To do:
With nothing added and nothing dropped, copy the entire listing.

Data for processing:
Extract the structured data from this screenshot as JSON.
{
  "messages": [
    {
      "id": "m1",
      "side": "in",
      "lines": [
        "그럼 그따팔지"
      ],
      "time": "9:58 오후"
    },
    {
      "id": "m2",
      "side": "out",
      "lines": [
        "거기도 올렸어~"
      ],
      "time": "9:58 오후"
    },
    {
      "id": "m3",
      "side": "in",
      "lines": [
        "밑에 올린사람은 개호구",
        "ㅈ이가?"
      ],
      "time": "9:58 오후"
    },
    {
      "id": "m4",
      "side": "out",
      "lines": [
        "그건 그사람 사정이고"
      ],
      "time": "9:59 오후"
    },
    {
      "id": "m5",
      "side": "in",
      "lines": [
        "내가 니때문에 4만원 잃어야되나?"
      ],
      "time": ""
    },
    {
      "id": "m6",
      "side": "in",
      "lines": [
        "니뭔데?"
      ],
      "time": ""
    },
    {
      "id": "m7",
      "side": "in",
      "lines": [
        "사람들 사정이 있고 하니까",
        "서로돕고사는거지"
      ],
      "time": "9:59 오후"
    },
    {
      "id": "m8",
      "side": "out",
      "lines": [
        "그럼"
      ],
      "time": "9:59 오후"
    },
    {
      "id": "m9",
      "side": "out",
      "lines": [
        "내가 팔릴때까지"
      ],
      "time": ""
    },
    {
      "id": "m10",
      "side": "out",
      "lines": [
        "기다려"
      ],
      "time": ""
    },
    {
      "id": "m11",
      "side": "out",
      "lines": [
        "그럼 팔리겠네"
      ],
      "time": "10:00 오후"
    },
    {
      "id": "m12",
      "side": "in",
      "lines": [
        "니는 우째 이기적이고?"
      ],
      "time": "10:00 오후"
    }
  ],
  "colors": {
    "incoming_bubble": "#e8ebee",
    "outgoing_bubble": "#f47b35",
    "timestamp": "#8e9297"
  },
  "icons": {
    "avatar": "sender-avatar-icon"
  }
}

Completed exercise:
Extract the structured data from this screenshot as JSON.
{
  "messages": [
    {
      "id": "m1",
      "side": "in",
      "lines": [
        "그럼 그따팔지"
      ],
      "time": "9:58 오후"
    },
    {
      "id": "m2",
      "side": "out",
      "lines": [
        "거기도 올렸어~"
      ],
      "time": "9:58 오후"
    },
    {
      "id": "m3",
      "side": "in",
      "lines": [
        "밑에 올린사람은 개호구",
        "ㅈ이가?"
      ],
      "time": "9:58 오후"
    },
    {
      "id": "m4",
      "side": "out",
      "lines": [
        "그건 그사람 사정이고"
      ],
      "time": "9:59 오후"
    },
    {
      "id": "m5",
      "side": "in",
      "lines": [
        "내가 니때문에 4만원 잃어야되나?"
      ],
      "time": ""
    },
    {
      "id": "m6",
      "side": "in",
      "lines": [
        "니뭔데?"
      ],
      "time": ""
    },
    {
      "id": "m7",
      "side": "in",
      "lines": [
        "사람들 사정이 있고 하니까",
        "서로돕고사는거지"
      ],
      "time": "9:59 오후"
    },
    {
      "id": "m8",
      "side": "out",
      "lines": [
        "그럼"
      ],
      "time": "9:59 오후"
    },
    {
      "id": "m9",
      "side": "out",
      "lines": [
        "내가 팔릴때까지"
      ],
      "time": ""
    },
    {
      "id": "m10",
      "side": "out",
      "lines": [
        "기다려"
      ],
      "time": ""
    },
    {
      "id": "m11",
      "side": "out",
      "lines": [
        "그럼 팔리겠네"
      ],
      "time": "10:00 오후"
    },
    {
      "id": "m12",
      "side": "in",
      "lines": [
        "니는 우째 이기적이고?"
      ],
      "time": "10:00 오후"
    }
  ],
  "colors": {
    "incoming_bubble": "#e8ebee",
    "outgoing_bubble": "#f47b35",
    "timestamp": "#8e9297"
  },
  "icons": {
    "avatar": "sender-avatar-icon"
  }
}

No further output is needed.